    After 20 rounds, the gun is going back to the manufacturer…

  23. I got my TCP on the third this month i bought it used from HSDS Guns. Only slightly though. It caused jamming on 4 out of 6 rounds, so i went to get my gun cleaned by my friend, who owns a 40 by FNP. Better than trying to improvise i got it done the right way. i now tap 1 in 50 just to show the difference in performance from having it cleaned. Knowing i have to treat it like a lady, it still has to be broken in, but that is the fun part. Disassemble on my behalf is perfect no problems with reassembling either. When purchased i got two magazines (one in the TCP) both Taurus but one requires a mag release/feed to fully insert it, or its like a child protection thing. But that's fine no problems feeding rounds from either. I received a holster too when i bought it, that is more like a pocket book, i have to lift to draw my baby which could be costly one day. And as a bonus they gave me a box of ammunition because that's what they used to test my gun anyhow and they cant sell open ammo oh and it was all they had anyway, soo i got lucky. This is just my experience with TCP no complaints except i will be looking into a new holster. Here's to PPs

  24. Have sent my tcp back to the factory 2 times. Still waiting for it to return, Has been a month this time. The last time they said they made an adjustment. First time back the range, same problem as before, FTF, second round out of the mag. I have to carry my wifes ruger sr22 until it gets back. Not a happy camper.

  25. This is exactly the kind of review I enjoy--simple, to the point, and detailed. The updates are really helpful. Thanks!

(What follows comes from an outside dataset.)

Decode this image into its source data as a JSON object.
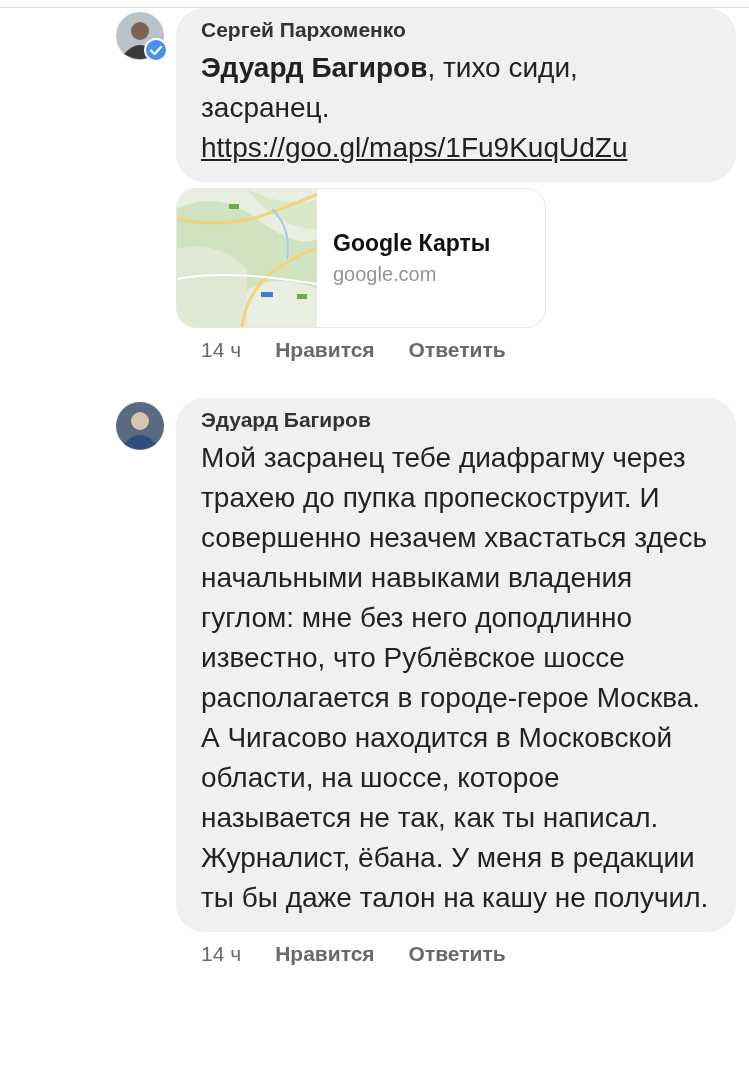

  26. I have a TCP ,it's been a very good handgun for me. I'd give it a 4.5 out of 5. I took one look at your video and I have a suggestion for your accuracy problems. The combat stance that is being used is all wrong....period. It's no wonder that the results don't even come close to the bench tests. Let's look at the woman's position (I'm not picking on her as all 3 persons stances were not good). she has both elbows locked forward in a squared-off stance to the target, arms extended as far out as they would go......nothing about this is good.
    Try this, left foot forward (slightly), left elbow bent and anchored against your body, left hand supporting the weapon ( with your left thumb tightly over your right thumb, to control recoil). Right elbow, bent to whatever angle that you need for the supporting left arm. Find your target and lock your wrists (it won't be comfortable, but LOCK YOUR WRISTS). You should absorb most of the recoil in your elbows not your shoulders (much easier to re-acquire your target).....Give it a shot.....better yet, spend a few bucks on professional instruction, money well spent....good luck....dayatthebeach@gmail

    1. Sorry dayatthebeach03@gmail

  27. Where is the serial number at on tcp 380 pt738